Less routinely recognised is how ‘finance thinking’ has become hegemonic ideologically. Finance may be a global industry but part of its power lies in the fact that it is intimate too – it gets inside our heads. People from finance are interviewed as ‘experts’ in the media, as though they had no interests at stake. Economics is thus removed from political contestation.  Competitive individualism is taken for granted. Distinctions are forgotten (erased) between earned and unearned, between value creation and value extraction (convenient, since finance’s growth has depended so much on the latter – hence the burgeoning inequality from which we began this thumb-nail sketch of the state of the nation). In this society that celebrates choice we are told there is no alternative. This truly is hegemonic common sense, and it is at this level that social settlements are consolidated. It is at this level, therefore, that a challenge must be launched. This means not just contesting individual policies and issues (though that must be done) but even more importantly challenging the whole framework, the very language, that has become our society’s common sense, and that both obscures the injustice that is being done and lulls us into acceptance that it is all inevitable[5].

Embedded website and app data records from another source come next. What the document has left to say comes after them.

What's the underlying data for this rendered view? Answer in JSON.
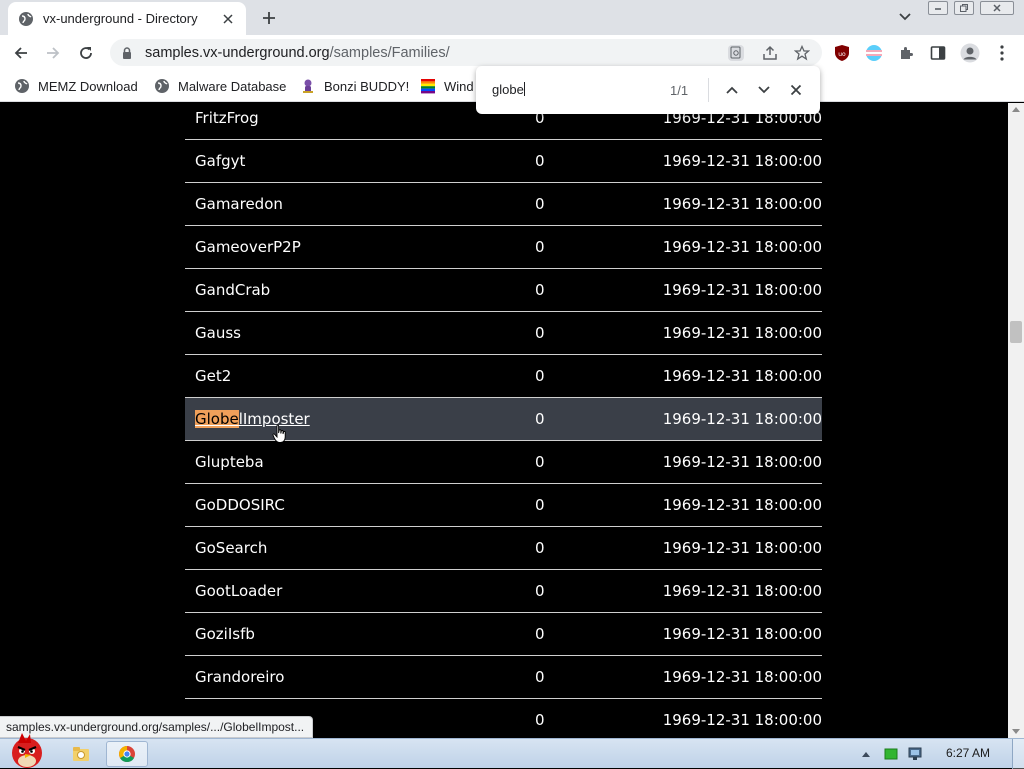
{
  "browser": {
    "tab_title": "vx-underground - Directory",
    "url_host": "samples.vx-underground.org",
    "url_path": "/samples/Families/",
    "bookmarks": [
      {
        "label": "MEMZ Download",
        "icon": "globe-icon"
      },
      {
        "label": "Malware Database",
        "icon": "globe-icon"
      },
      {
        "label": "Bonzi BUDDY!",
        "icon": "bonzi-icon"
      },
      {
        "label": "Wind",
        "icon": "windows-flag-icon"
      }
    ]
  },
  "find": {
    "query": "globe",
    "count": "1/1"
  },
  "listing": {
    "rows": [
      {
        "name": "FritzFrog",
        "size": "0",
        "date": "1969-12-31 18:00:00"
      },
      {
        "name": "Gafgyt",
        "size": "0",
        "date": "1969-12-31 18:00:00"
      },
      {
        "name": "Gamaredon",
        "size": "0",
        "date": "1969-12-31 18:00:00"
      },
      {
        "name": "GameoverP2P",
        "size": "0",
        "date": "1969-12-31 18:00:00"
      },
      {
        "name": "GandCrab",
        "size": "0",
        "date": "1969-12-31 18:00:00"
      },
      {
        "name": "Gauss",
        "size": "0",
        "date": "1969-12-31 18:00:00"
      },
      {
        "name": "Get2",
        "size": "0",
        "date": "1969-12-31 18:00:00"
      },
      {
        "name": "GlobelImposter",
        "size": "0",
        "date": "1969-12-31 18:00:00",
        "match": "Globe",
        "rest": "lImposter",
        "hover": true
      },
      {
        "name": "Glupteba",
        "size": "0",
        "date": "1969-12-31 18:00:00"
      },
      {
        "name": "GoDDOSIRC",
        "size": "0",
        "date": "1969-12-31 18:00:00"
      },
      {
        "name": "GoSearch",
        "size": "0",
        "date": "1969-12-31 18:00:00"
      },
      {
        "name": "GootLoader",
        "size": "0",
        "date": "1969-12-31 18:00:00"
      },
      {
        "name": "GoziIsfb",
        "size": "0",
        "date": "1969-12-31 18:00:00"
      },
      {
        "name": "Grandoreiro",
        "size": "0",
        "date": "1969-12-31 18:00:00"
      },
      {
        "name": "",
        "size": "0",
        "date": "1969-12-31 18:00:00"
      }
    ]
  },
  "status_url": "samples.vx-underground.org/samples/.../GlobelImpost...",
  "taskbar": {
    "clock": "6:27 AM"
  },
  "colors": {
    "find_highlight": "#f0a05a",
    "page_background": "#000000",
    "row_hover": "#3a3f48"
  }
}
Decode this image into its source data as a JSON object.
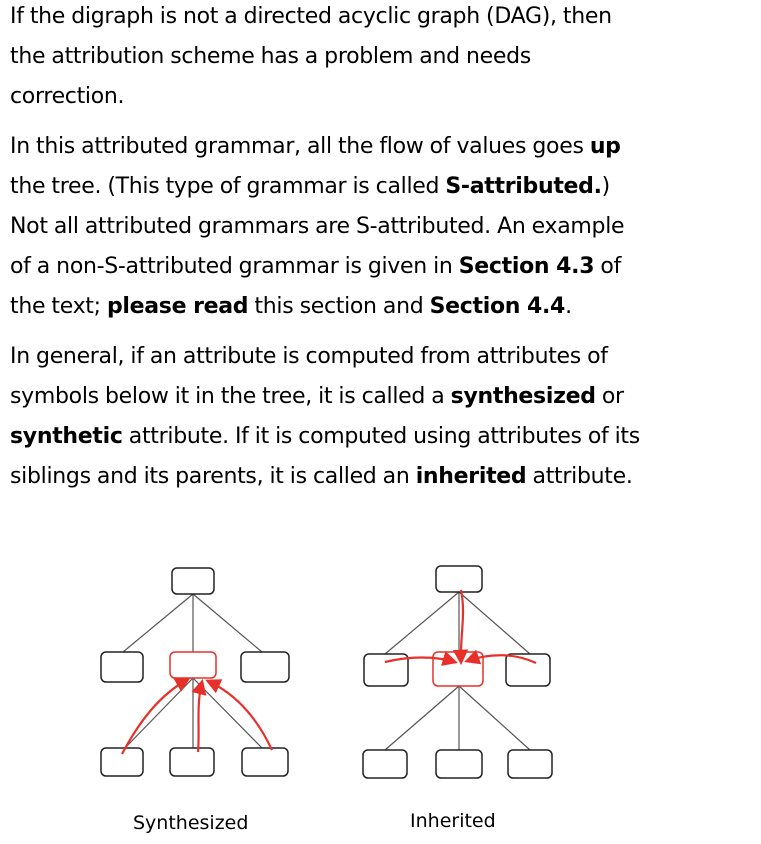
{
  "paragraphs": [
    {
      "lines": [
        [
          {
            "t": "If the digraph is not a directed acyclic graph (DAG), then"
          }
        ],
        [
          {
            "t": "the attribution scheme has a problem and needs"
          }
        ],
        [
          {
            "t": "correction."
          }
        ]
      ]
    },
    {
      "lines": [
        [
          {
            "t": "In this attributed grammar, all the flow of values goes "
          },
          {
            "t": "up",
            "b": true
          }
        ],
        [
          {
            "t": "the tree.  (This type of grammar is called "
          },
          {
            "t": "S-attributed.",
            "b": true
          },
          {
            "t": ")"
          }
        ],
        [
          {
            "t": "Not all attributed grammars are S-attributed.   An example"
          }
        ],
        [
          {
            "t": "of a non-S-attributed grammar is given in "
          },
          {
            "t": "Section 4.3",
            "b": true
          },
          {
            "t": " of"
          }
        ],
        [
          {
            "t": "the text; "
          },
          {
            "t": "please read",
            "b": true
          },
          {
            "t": " this section and "
          },
          {
            "t": "Section 4.4",
            "b": true
          },
          {
            "t": "."
          }
        ]
      ]
    },
    {
      "lines": [
        [
          {
            "t": "In general, if an attribute is computed from attributes of"
          }
        ],
        [
          {
            "t": "symbols below it in the tree, it is called a "
          },
          {
            "t": "synthesized",
            "b": true
          },
          {
            "t": " or"
          }
        ],
        [
          {
            "t": "synthetic",
            "b": true
          },
          {
            "t": " attribute.  If it is computed using attributes of its"
          }
        ],
        [
          {
            "t": "siblings and its parents, it is called an "
          },
          {
            "t": "inherited",
            "b": true
          },
          {
            "t": " attribute."
          }
        ]
      ]
    }
  ],
  "figure": {
    "captions": {
      "synthesized": "Synthesized",
      "inherited": "Inherited"
    },
    "colors": {
      "node_stroke": "#222222",
      "highlight": "#e8302a",
      "edge": "#555555"
    }
  }
}
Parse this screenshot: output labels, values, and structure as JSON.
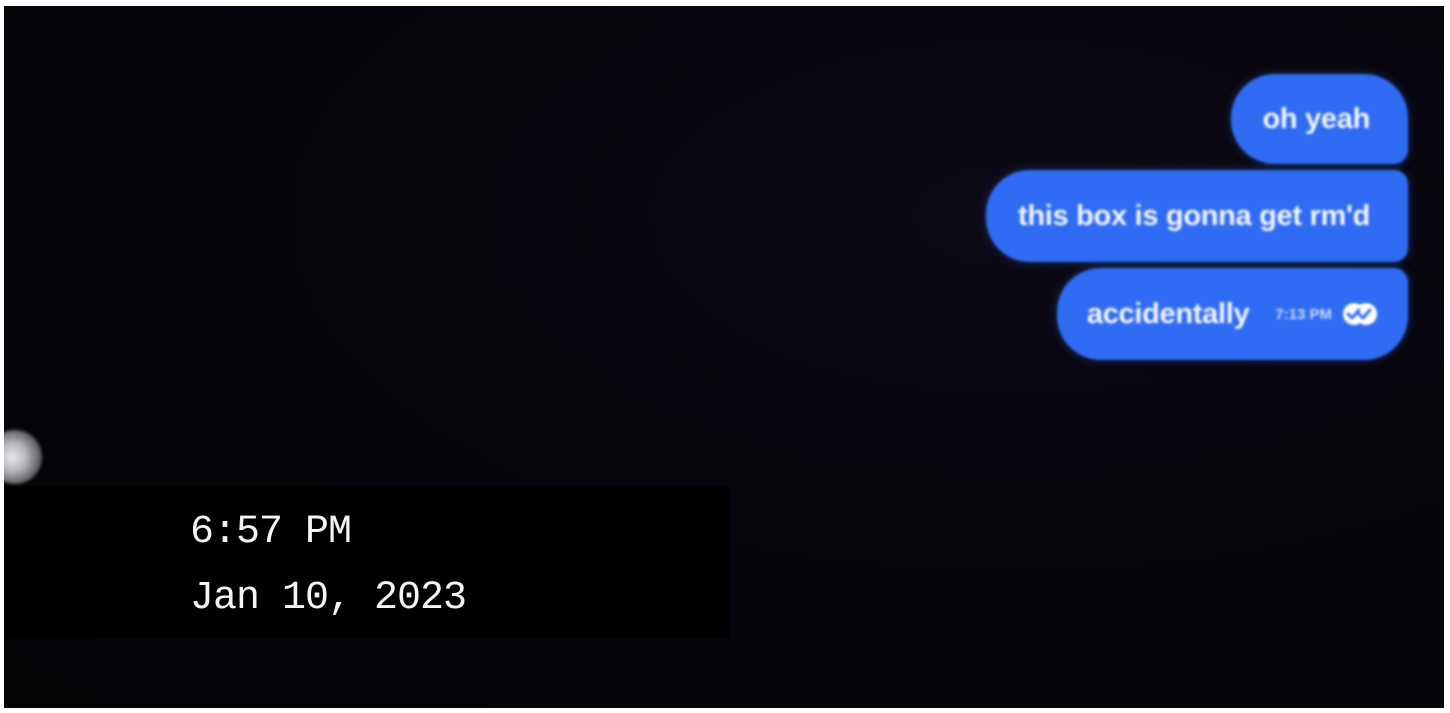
{
  "messages": [
    {
      "text": "oh yeah"
    },
    {
      "text": "this box is gonna get rm'd"
    },
    {
      "text": "accidentally",
      "time": "7:13 PM",
      "status_icon": "read-receipt-icon"
    }
  ],
  "timestamp_overlay": {
    "time": "6:57 PM",
    "date": "Jan 10, 2023"
  },
  "colors": {
    "bubble": "#2f6cf3",
    "background": "#05040a",
    "overlay": "#000000"
  },
  "icons": {
    "scrubber": "playback-scrubber-icon"
  }
}
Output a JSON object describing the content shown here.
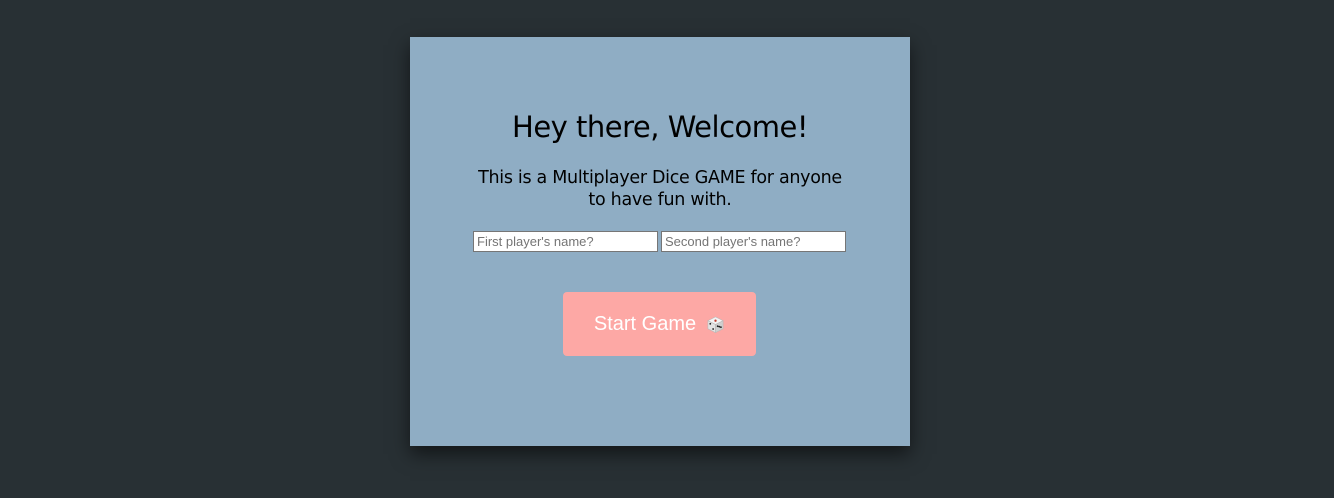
{
  "welcome": {
    "title": "Hey there, Welcome!",
    "subtitle": "This is a Multiplayer Dice GAME for anyone to have fun with."
  },
  "form": {
    "player1_placeholder": "First player's name?",
    "player1_value": "",
    "player2_placeholder": "Second player's name?",
    "player2_value": ""
  },
  "start_button": {
    "label": "Start Game",
    "icon": "dice-icon"
  },
  "colors": {
    "page_background": "#283034",
    "card_background": "#8fadc4",
    "button_background": "#fda8a5",
    "button_text": "#ffffff"
  }
}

Moreover if this challenge is necessary because of the effects ‘at home’, it is equally so because of the UK’s role in the wider world. As the Tax Justice Network has tirelessly pointed out, the existence of tax havens, and the practices of tax evasion and avoidance, are a means of redistribution from global poor to global rich and a key cause of world poverty.  London’s finance sector is a prime node in these arrangements. Could we develop what I have called ‘a politics of place beyond place’, addressing our responsibilities for the global effects of our economy?[6] Indeed the internal and external politics of place are linked – the poverty in London is an element in the same dynamics as the poverty in the global South.  To take us back to the initial argument, London’s finance sector was one of the crucial birthplaces of, and is now a key place of diffusion of, global neoliberalism, with its practices of cutting back state services, privatisation and deregulation. These are among our main exports.

We are living a strange situation – a populace guided by a hegemonic discourse that prevents escape from neoliberalism and yet a wide range of disparate groups whose interests potentially range them against the dominance of finance. There has been an economic (financial) crisis, but the ideological carapace has not cracked. Is it possible to build alliances, perhaps as suggested in the Green New Deal, and to break out of the common sense of this finance-dominated social settlement?

This article was written for Tax Justice Focus, the newsletter of the Tax Justice Network. To read the Finance Curse e-book, or to subscribe to Tax Justice Focus, click here.


End notes

[1] See the Kilburn Manifesto: ‘After neoliberalism?’ by Stuart Hall, Doreen Massey and Michael Rustin. Also in Soundings, 53, Spring 2013,
pp. 8 – 22.

[2] For a fuller analysis see Doreen Massey (2010) World City, Polity Press.

[3] See World City (note 2) and Nicholas Shaxson and John Christensen (2013) The Finance Curse, Tax Justice Network.

[4] See Kilburn Manifesto (note 1).

[5] This is what I have begun to do in Doreen Massey (2013) ‘Vocabularies of the Economy’ at the Kilburn Manifesto site, and in Soundings, 54, Summer 2013,
pp.  9 – 22.

[6] See World City (note 2).

About the author

Doreen Massey is professor of geography at the Open University. She is co-founder & co-editor of Soundings: a journal of politics and culture. Among her books are For Space (Sage, 2005) and World City (Polity Press).

We encourage anyone to comment, please consult the
oD commenting guidelines if you have any questions.